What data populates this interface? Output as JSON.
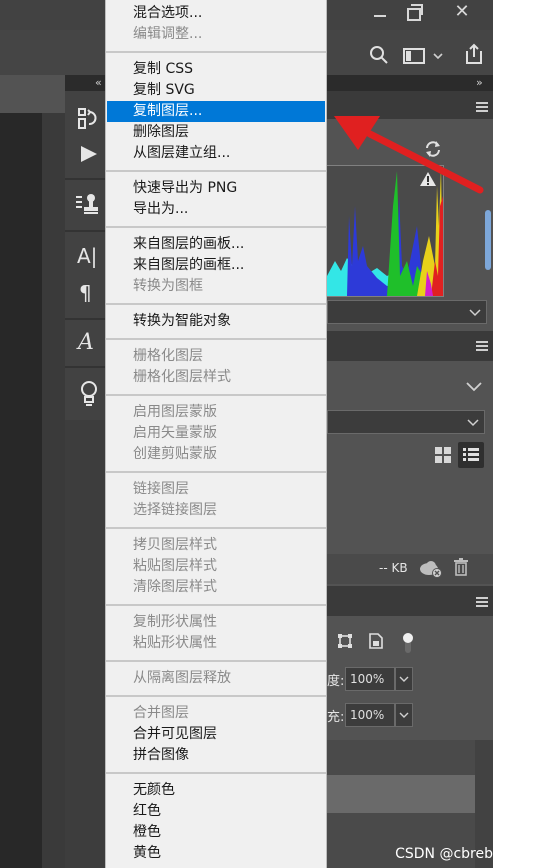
{
  "window": {
    "minimize_icon": "minimize-icon",
    "restore_icon": "restore-icon",
    "close_icon": "close-icon"
  },
  "toolbar": {
    "search_icon": "search-icon",
    "workspace_icon": "workspace-icon",
    "share_icon": "share-icon"
  },
  "panels": {
    "collapse_left": "«",
    "collapse_right": "»",
    "histogram": {
      "warning_icon": "warning-icon",
      "refresh_icon": "refresh-icon"
    },
    "library": {
      "size_label": "-- KB"
    },
    "layers": {
      "opacity_label": "度:",
      "opacity_value": "100%",
      "fill_label": "充:",
      "fill_value": "100%"
    }
  },
  "context_menu": {
    "groups": [
      [
        {
          "label": "混合选项...",
          "disabled": false
        },
        {
          "label": "编辑调整...",
          "disabled": true
        }
      ],
      [
        {
          "label": "复制 CSS",
          "disabled": false
        },
        {
          "label": "复制 SVG",
          "disabled": false
        },
        {
          "label": "复制图层...",
          "disabled": false,
          "selected": true
        },
        {
          "label": "删除图层",
          "disabled": false
        },
        {
          "label": "从图层建立组...",
          "disabled": false
        }
      ],
      [
        {
          "label": "快速导出为 PNG",
          "disabled": false
        },
        {
          "label": "导出为...",
          "disabled": false
        }
      ],
      [
        {
          "label": "来自图层的画板...",
          "disabled": false
        },
        {
          "label": "来自图层的画框...",
          "disabled": false
        },
        {
          "label": "转换为图框",
          "disabled": true
        }
      ],
      [
        {
          "label": "转换为智能对象",
          "disabled": false
        }
      ],
      [
        {
          "label": "栅格化图层",
          "disabled": true
        },
        {
          "label": "栅格化图层样式",
          "disabled": true
        }
      ],
      [
        {
          "label": "启用图层蒙版",
          "disabled": true
        },
        {
          "label": "启用矢量蒙版",
          "disabled": true
        },
        {
          "label": "创建剪贴蒙版",
          "disabled": true
        }
      ],
      [
        {
          "label": "链接图层",
          "disabled": true
        },
        {
          "label": "选择链接图层",
          "disabled": true
        }
      ],
      [
        {
          "label": "拷贝图层样式",
          "disabled": true
        },
        {
          "label": "粘贴图层样式",
          "disabled": true
        },
        {
          "label": "清除图层样式",
          "disabled": true
        }
      ],
      [
        {
          "label": "复制形状属性",
          "disabled": true
        },
        {
          "label": "粘贴形状属性",
          "disabled": true
        }
      ],
      [
        {
          "label": "从隔离图层释放",
          "disabled": true
        }
      ],
      [
        {
          "label": "合并图层",
          "disabled": true
        },
        {
          "label": "合并可见图层",
          "disabled": false
        },
        {
          "label": "拼合图像",
          "disabled": false
        }
      ],
      [
        {
          "label": "无颜色",
          "disabled": false
        },
        {
          "label": "红色",
          "disabled": false
        },
        {
          "label": "橙色",
          "disabled": false
        },
        {
          "label": "黄色",
          "disabled": false
        }
      ]
    ]
  },
  "watermark": "CSDN @cbreb",
  "colors": {
    "highlight": "#0078d7",
    "arrow": "#e02020",
    "menu_bg": "#f0f0f0"
  }
}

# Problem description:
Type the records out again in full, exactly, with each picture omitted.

# Result:
What data populates this interface? Output as JSON.
{
  "window": {
    "minimize_icon": "minimize-icon",
    "restore_icon": "restore-icon",
    "close_icon": "close-icon"
  },
  "toolbar": {
    "search_icon": "search-icon",
    "workspace_icon": "workspace-icon",
    "share_icon": "share-icon"
  },
  "panels": {
    "collapse_left": "«",
    "collapse_right": "»",
    "histogram": {
      "warning_icon": "warning-icon",
      "refresh_icon": "refresh-icon"
    },
    "library": {
      "size_label": "-- KB"
    },
    "layers": {
      "opacity_label": "度:",
      "opacity_value": "100%",
      "fill_label": "充:",
      "fill_value": "100%"
    }
  },
  "context_menu": {
    "groups": [
      [
        {
          "label": "混合选项...",
          "disabled": false
        },
        {
          "label": "编辑调整...",
          "disabled": true
        }
      ],
      [
        {
          "label": "复制 CSS",
          "disabled": false
        },
        {
          "label": "复制 SVG",
          "disabled": false
        },
        {
          "label": "复制图层...",
          "disabled": false,
          "selected": true
        },
        {
          "label": "删除图层",
          "disabled": false
        },
        {
          "label": "从图层建立组...",
          "disabled": false
        }
      ],
      [
        {
          "label": "快速导出为 PNG",
          "disabled": false
        },
        {
          "label": "导出为...",
          "disabled": false
        }
      ],
      [
        {
          "label": "来自图层的画板...",
          "disabled": false
        },
        {
          "label": "来自图层的画框...",
          "disabled": false
        },
        {
          "label": "转换为图框",
          "disabled": true
        }
      ],
      [
        {
          "label": "转换为智能对象",
          "disabled": false
        }
      ],
      [
        {
          "label": "栅格化图层",
          "disabled": true
        },
        {
          "label": "栅格化图层样式",
          "disabled": true
        }
      ],
      [
        {
          "label": "启用图层蒙版",
          "disabled": true
        },
        {
          "label": "启用矢量蒙版",
          "disabled": true
        },
        {
          "label": "创建剪贴蒙版",
          "disabled": true
        }
      ],
      [
        {
          "label": "链接图层",
          "disabled": true
        },
        {
          "label": "选择链接图层",
          "disabled": true
        }
      ],
      [
        {
          "label": "拷贝图层样式",
          "disabled": true
        },
        {
          "label": "粘贴图层样式",
          "disabled": true
        },
        {
          "label": "清除图层样式",
          "disabled": true
        }
      ],
      [
        {
          "label": "复制形状属性",
          "disabled": true
        },
        {
          "label": "粘贴形状属性",
          "disabled": true
        }
      ],
      [
        {
          "label": "从隔离图层释放",
          "disabled": true
        }
      ],
      [
        {
          "label": "合并图层",
          "disabled": true
        },
        {
          "label": "合并可见图层",
          "disabled": false
        },
        {
          "label": "拼合图像",
          "disabled": false
        }
      ],
      [
        {
          "label": "无颜色",
          "disabled": false
        },
        {
          "label": "红色",
          "disabled": false
        },
        {
          "label": "橙色",
          "disabled": false
        },
        {
          "label": "黄色",
          "disabled": false
        }
      ]
    ]
  },
  "watermark": "CSDN @cbreb",
  "colors": {
    "highlight": "#0078d7",
    "arrow": "#e02020",
    "menu_bg": "#f0f0f0"
  }
}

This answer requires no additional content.